“Mobile communications have played a key role in bringing hope and higher living standards to billions of people [in developing countries, and the trend] “promises to accelerate in the coming decade as the capabilities of smartphones spread across the globe,” Nokia CEO Olli-Pekka Kallasvuo said in his International CES keynote yesterday.
Speaking as part of CES's third annual Technology In Emerging Countries program, Kallasvuo also pointed out that cellphones are not only a source of good business but a force for good. In the developing world, Nokia approaches business “from the point of view that you can do good business, and do good at the same time,” he told a packed audience.
In developing countries, the cellphone “has done more to improve people's lives than perhaps any technology in history,” he said.
Nokia has done its part by driving down the cost of basic handsets through its global scale and efficiencies so that phones are affordable to the world's poor populations, although many people still must pool their money to jointly buy and share a single phone, he said.
In these countries, Nokia provides Nokia Tools applications that farmers in India and Indonesia use to get pesticide advice and the latest information on crop prices and weather.
Nokia also provides basic-phone apps that help people learn a second language, use prepaid minutes as a type of currency to send to relatives in need of cash, and cut through India's notorious bureaucracy to streamline the ordering process between textile retailers and suppliers, he said.
Nokia developed these applications to deliver needed services in countries where data networks are unavailable and where consumers can't afford smartphones, he said.

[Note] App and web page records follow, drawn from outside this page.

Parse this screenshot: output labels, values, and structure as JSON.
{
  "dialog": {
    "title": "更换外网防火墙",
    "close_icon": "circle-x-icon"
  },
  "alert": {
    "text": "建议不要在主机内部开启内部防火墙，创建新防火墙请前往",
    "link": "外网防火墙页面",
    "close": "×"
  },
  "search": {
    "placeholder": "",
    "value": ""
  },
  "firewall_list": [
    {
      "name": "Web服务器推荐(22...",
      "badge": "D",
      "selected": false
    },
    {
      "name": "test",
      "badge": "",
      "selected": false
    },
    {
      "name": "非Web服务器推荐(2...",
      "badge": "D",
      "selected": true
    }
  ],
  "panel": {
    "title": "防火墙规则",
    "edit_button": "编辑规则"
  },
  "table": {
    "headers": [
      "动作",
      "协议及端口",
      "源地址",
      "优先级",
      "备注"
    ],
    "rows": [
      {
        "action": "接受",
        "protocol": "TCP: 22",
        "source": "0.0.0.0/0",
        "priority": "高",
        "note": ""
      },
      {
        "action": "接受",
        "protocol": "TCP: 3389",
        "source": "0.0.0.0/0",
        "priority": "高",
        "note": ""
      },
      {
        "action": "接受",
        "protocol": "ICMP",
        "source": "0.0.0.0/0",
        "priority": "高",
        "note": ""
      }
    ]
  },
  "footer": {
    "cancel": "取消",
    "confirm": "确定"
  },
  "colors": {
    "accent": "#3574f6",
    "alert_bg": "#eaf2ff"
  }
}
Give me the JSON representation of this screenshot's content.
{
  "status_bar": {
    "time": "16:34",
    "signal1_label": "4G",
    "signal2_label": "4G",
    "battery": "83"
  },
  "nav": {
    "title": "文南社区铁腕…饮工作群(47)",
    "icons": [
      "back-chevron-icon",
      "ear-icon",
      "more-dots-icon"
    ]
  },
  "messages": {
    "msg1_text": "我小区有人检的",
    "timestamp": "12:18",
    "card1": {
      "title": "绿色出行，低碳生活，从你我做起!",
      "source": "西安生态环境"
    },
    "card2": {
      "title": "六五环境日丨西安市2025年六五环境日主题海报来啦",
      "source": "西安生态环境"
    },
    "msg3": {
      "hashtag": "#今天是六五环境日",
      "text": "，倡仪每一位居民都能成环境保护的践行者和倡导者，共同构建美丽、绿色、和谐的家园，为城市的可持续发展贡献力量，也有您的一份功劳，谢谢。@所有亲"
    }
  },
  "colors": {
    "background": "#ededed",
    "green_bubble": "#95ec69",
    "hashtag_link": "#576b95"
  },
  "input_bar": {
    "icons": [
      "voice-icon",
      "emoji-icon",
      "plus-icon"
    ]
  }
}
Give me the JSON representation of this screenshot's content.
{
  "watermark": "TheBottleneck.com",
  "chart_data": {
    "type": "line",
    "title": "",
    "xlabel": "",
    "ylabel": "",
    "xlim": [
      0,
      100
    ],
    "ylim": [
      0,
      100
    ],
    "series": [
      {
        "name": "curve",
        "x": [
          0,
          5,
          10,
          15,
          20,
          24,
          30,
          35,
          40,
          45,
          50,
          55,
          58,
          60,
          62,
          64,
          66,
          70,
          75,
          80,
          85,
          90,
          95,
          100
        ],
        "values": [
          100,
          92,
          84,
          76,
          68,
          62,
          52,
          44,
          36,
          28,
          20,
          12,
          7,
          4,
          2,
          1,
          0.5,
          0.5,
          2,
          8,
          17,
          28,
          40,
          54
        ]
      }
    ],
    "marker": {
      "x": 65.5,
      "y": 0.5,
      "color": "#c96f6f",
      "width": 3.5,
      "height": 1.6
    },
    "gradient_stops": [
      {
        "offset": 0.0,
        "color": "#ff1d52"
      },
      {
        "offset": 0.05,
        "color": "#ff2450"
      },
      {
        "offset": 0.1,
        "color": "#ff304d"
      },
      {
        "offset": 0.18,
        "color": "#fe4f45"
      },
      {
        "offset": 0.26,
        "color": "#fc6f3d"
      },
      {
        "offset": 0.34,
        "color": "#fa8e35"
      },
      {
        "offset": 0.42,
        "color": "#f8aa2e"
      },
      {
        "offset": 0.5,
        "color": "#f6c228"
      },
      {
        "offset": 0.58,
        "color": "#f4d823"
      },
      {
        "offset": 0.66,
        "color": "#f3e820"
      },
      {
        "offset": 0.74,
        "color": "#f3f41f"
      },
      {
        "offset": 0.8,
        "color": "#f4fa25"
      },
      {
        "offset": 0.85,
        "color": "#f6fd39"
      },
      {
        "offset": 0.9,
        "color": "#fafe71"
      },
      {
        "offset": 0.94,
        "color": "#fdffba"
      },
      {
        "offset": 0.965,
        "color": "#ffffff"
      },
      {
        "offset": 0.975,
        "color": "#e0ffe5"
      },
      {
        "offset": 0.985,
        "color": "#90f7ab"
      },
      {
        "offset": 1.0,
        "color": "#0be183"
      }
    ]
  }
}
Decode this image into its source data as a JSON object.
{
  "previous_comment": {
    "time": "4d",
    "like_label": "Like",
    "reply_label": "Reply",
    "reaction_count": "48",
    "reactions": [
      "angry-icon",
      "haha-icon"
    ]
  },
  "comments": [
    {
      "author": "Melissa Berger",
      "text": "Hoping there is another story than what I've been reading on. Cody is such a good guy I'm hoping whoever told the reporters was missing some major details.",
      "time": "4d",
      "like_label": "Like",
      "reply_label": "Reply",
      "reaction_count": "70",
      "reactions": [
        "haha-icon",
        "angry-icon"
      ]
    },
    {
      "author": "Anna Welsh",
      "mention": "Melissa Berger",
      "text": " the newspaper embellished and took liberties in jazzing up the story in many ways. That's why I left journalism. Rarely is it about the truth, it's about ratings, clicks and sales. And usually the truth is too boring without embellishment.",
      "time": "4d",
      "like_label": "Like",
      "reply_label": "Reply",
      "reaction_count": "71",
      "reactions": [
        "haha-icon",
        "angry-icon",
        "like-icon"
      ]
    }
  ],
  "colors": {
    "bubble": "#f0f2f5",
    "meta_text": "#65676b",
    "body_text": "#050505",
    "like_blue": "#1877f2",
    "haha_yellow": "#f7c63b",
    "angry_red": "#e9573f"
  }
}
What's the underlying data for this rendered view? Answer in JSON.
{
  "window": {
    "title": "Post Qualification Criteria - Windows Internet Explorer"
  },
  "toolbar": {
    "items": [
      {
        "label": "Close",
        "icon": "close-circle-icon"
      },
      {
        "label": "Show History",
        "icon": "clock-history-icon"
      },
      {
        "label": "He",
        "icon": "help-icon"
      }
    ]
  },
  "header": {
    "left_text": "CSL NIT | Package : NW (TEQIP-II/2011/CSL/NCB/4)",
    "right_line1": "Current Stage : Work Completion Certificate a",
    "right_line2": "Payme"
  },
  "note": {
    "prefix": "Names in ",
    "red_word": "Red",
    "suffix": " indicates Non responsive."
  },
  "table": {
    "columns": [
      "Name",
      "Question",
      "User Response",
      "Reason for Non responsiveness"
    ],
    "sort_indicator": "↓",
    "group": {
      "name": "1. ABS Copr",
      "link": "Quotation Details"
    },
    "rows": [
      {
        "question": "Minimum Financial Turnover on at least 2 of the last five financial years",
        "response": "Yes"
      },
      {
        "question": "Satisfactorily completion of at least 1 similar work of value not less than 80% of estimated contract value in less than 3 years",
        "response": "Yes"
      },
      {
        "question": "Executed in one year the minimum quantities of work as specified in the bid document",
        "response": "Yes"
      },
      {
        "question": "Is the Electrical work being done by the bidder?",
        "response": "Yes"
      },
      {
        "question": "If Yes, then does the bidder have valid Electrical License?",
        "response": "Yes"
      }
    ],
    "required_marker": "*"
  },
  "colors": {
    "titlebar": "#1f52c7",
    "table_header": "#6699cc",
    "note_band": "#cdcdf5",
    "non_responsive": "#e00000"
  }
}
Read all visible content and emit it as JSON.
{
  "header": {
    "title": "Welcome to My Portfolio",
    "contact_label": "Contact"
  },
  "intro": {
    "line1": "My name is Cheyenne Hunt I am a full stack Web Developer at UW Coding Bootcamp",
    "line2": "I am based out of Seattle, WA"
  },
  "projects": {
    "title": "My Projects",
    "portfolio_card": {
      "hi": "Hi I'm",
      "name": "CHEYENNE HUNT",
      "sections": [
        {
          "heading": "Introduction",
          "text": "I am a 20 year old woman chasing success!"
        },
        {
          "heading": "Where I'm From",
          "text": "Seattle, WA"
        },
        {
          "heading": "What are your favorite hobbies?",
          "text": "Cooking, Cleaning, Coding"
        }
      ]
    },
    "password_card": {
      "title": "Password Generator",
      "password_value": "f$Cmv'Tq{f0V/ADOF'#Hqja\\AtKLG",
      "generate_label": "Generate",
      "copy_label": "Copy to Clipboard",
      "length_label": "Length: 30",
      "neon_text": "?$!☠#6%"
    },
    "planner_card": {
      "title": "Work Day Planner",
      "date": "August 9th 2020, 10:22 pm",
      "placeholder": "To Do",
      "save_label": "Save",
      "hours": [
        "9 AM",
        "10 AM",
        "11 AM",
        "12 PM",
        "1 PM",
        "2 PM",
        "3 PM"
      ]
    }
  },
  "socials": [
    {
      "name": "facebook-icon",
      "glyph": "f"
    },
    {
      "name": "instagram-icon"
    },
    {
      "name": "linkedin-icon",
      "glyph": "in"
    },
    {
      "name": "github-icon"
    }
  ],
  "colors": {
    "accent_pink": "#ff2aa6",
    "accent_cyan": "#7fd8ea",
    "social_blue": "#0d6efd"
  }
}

Because many consumers can't afford GPS-equipped phones, he added, Nokia developed an SMS-based service that uses cell-tower-location technology to create an online store of locally available products and services.
In the first half of this year, Nokia will commercially launch an online banking service that people can use to pay bills and transfer money. Although there are 4.6 billion cellular subscriptions in a world with 6.8 billion people, there are only 1.6 billion bank accounts, he noted.
Kallasvuo used his bully pulpit to urge app developers and others to put more emphasis on creating products and services for the developing world. Nokia Life Tools costs users only $1/month, but those revenues can be multiplied by billons, he pointed out. “As this new frontier of upward mobility expands, it will open up countless opportunities — not just for the mobile industry, but for a wide range of businesses, content providers, software developers and entrepreneurs,” he said.
Putting his money where his mouth is, Kallasvuo announced a venture challenge that will award the winning company with a $1 million investment from Nokia for creating software, hardware or a service that will improve people's lives. Details are at www.callingallinnovators.com.